Work request:
Write out the entries once more, exactly as they appear.

[Records for processing — start]

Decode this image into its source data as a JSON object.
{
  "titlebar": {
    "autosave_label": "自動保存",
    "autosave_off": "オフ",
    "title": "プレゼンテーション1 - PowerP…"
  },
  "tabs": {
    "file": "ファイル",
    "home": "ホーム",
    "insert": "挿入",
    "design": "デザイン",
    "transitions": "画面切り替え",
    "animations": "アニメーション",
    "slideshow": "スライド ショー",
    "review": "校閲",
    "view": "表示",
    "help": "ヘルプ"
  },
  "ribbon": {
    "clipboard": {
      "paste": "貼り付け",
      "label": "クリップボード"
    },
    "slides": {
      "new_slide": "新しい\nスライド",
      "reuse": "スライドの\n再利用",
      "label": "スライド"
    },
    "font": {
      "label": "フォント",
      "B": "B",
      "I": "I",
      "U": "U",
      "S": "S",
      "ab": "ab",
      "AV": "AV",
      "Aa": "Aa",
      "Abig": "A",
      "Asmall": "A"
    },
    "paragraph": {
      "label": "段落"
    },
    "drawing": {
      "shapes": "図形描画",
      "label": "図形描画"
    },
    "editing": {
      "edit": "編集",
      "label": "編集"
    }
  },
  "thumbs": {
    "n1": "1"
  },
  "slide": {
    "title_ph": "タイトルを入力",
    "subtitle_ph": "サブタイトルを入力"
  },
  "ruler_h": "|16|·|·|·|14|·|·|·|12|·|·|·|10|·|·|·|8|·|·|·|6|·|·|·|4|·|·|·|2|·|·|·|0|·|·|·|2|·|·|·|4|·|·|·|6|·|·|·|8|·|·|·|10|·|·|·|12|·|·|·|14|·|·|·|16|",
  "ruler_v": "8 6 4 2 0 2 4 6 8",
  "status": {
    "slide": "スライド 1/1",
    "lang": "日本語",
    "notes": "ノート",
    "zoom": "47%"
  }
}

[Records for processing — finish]

Response to the task:
Decode this image into its source data as a JSON object.
{
  "titlebar": {
    "autosave_label": "自動保存",
    "autosave_off": "オフ",
    "title": "プレゼンテーション1 - PowerP…"
  },
  "tabs": {
    "file": "ファイル",
    "home": "ホーム",
    "insert": "挿入",
    "design": "デザイン",
    "transitions": "画面切り替え",
    "animations": "アニメーション",
    "slideshow": "スライド ショー",
    "review": "校閲",
    "view": "表示",
    "help": "ヘルプ"
  },
  "ribbon": {
    "clipboard": {
      "paste": "貼り付け",
      "label": "クリップボード"
    },
    "slides": {
      "new_slide": "新しい\nスライド",
      "reuse": "スライドの\n再利用",
      "label": "スライド"
    },
    "font": {
      "label": "フォント",
      "B": "B",
      "I": "I",
      "U": "U",
      "S": "S",
      "ab": "ab",
      "AV": "AV",
      "Aa": "Aa",
      "Abig": "A",
      "Asmall": "A"
    },
    "paragraph": {
      "label": "段落"
    },
    "drawing": {
      "shapes": "図形描画",
      "label": "図形描画"
    },
    "editing": {
      "edit": "編集",
      "label": "編集"
    }
  },
  "thumbs": {
    "n1": "1"
  },
  "slide": {
    "title_ph": "タイトルを入力",
    "subtitle_ph": "サブタイトルを入力"
  },
  "ruler_h": "|16|·|·|·|14|·|·|·|12|·|·|·|10|·|·|·|8|·|·|·|6|·|·|·|4|·|·|·|2|·|·|·|0|·|·|·|2|·|·|·|4|·|·|·|6|·|·|·|8|·|·|·|10|·|·|·|12|·|·|·|14|·|·|·|16|",
  "ruler_v": "8 6 4 2 0 2 4 6 8",
  "status": {
    "slide": "スライド 1/1",
    "lang": "日本語",
    "notes": "ノート",
    "zoom": "47%"
  }
}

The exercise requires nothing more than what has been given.